He called for NBN to end its usage-based pricing and to cut wholesale prices by A$20 a month for standard 50Mbit/s and 100Mbit/s plans.
"Wholesale broadband prices have more than doubled under the NBN and are set to go even higher," Penn wrote. "The consequence of this is that it is unprofitable for retail service providers to resell NBN at the current retail prices."
Vodafone Australia CEO Matthew Lobb has also called the pricing structure unsustainable and warns that it is driving retail players into reselling broadband over 4G and 5G networks.
NBN Co has rejected the call to scrap its volume-based charging -- known as the CVC -- on grounds that it would be "somewhat complex" to restructure its pricing models which are embedded in the IT systems of NBN Co and all of its retail clients.
It also argues that it is good economics because as customers consume more NBN resources it drives cost back to NBN Co and encourages it to invest more.

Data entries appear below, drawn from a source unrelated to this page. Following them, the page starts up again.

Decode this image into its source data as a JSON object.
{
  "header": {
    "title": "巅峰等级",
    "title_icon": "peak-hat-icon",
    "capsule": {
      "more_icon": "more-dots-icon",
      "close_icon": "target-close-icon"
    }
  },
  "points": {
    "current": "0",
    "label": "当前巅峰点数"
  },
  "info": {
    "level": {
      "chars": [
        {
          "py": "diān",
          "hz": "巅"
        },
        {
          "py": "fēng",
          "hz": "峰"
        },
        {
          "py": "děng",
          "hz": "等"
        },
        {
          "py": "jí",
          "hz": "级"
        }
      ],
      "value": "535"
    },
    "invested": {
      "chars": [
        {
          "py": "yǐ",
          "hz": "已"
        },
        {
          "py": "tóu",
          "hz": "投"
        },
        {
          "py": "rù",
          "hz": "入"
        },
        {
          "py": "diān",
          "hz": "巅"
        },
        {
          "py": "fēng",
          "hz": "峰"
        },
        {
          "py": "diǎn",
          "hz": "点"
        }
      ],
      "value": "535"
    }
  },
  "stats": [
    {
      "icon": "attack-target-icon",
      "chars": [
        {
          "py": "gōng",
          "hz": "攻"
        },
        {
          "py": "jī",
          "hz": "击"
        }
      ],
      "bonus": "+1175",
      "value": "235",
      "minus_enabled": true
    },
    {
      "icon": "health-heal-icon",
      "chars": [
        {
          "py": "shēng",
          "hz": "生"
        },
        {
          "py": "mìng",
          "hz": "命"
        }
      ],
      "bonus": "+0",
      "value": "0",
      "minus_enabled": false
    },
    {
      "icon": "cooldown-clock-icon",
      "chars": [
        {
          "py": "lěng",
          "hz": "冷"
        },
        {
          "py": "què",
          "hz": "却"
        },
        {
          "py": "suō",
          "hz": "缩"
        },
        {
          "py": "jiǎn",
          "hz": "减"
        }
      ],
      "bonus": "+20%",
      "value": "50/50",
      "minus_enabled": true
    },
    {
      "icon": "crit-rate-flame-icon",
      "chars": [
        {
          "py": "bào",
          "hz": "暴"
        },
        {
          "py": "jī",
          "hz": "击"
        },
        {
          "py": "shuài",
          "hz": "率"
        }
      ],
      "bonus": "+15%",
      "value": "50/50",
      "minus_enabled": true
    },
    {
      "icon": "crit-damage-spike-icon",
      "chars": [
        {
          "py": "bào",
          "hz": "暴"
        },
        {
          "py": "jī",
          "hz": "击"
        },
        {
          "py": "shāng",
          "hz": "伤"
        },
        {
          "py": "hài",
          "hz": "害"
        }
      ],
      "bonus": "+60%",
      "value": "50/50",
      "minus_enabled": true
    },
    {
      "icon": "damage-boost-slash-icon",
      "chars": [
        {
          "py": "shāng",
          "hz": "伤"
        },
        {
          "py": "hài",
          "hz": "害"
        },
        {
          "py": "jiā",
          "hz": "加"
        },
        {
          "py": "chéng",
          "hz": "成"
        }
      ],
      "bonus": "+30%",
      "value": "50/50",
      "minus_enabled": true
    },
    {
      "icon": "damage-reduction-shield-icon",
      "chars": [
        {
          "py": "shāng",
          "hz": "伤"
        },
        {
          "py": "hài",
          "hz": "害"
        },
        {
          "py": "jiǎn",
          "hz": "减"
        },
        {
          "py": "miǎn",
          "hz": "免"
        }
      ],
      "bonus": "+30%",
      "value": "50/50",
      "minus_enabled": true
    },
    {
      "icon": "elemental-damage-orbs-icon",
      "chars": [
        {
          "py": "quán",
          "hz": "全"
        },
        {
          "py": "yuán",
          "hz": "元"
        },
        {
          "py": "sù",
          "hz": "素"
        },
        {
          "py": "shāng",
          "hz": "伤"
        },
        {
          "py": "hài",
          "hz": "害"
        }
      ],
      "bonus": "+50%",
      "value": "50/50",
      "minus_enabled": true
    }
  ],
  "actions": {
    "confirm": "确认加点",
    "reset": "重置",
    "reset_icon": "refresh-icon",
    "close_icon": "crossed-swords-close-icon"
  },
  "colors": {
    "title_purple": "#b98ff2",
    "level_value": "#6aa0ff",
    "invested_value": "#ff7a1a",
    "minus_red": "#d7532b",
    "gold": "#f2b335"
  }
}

But analyst Paul Budde says the NBN costs "far too much" for the level of service it delivers.
Australia ranks 60th in the latest Speedtest Global Index, sitting between Brazil and St Vincent & the Grenadines with an average download speed of 40.4 Mbit/s.
"It looks like the way they think is 'let's start with a really crappy service so people will be forced to spend more for a real broadband service,'" Budde said. "The problem is that the low entry service is already expensive in comparison to international products based on what you get for it."
Meanwhile, national infrastructure body Infrastructure Australia has pointed out that, with the network buildout nearly complete, discussions on NBN Co's future would soon start, and that would mean a focus on its profitability.
In its annual review issued last week, the agency warned of the "inherent tension" between the NBN's strategic goals and NBN Co's need to deliver a return on its taxpayer-funded investment.
"If all goals cannot be achieved, the ability for Australians to access affordable and high-quality NBN services may be negatively affected."
— Robert Clark, contributing editor, special to Light Reading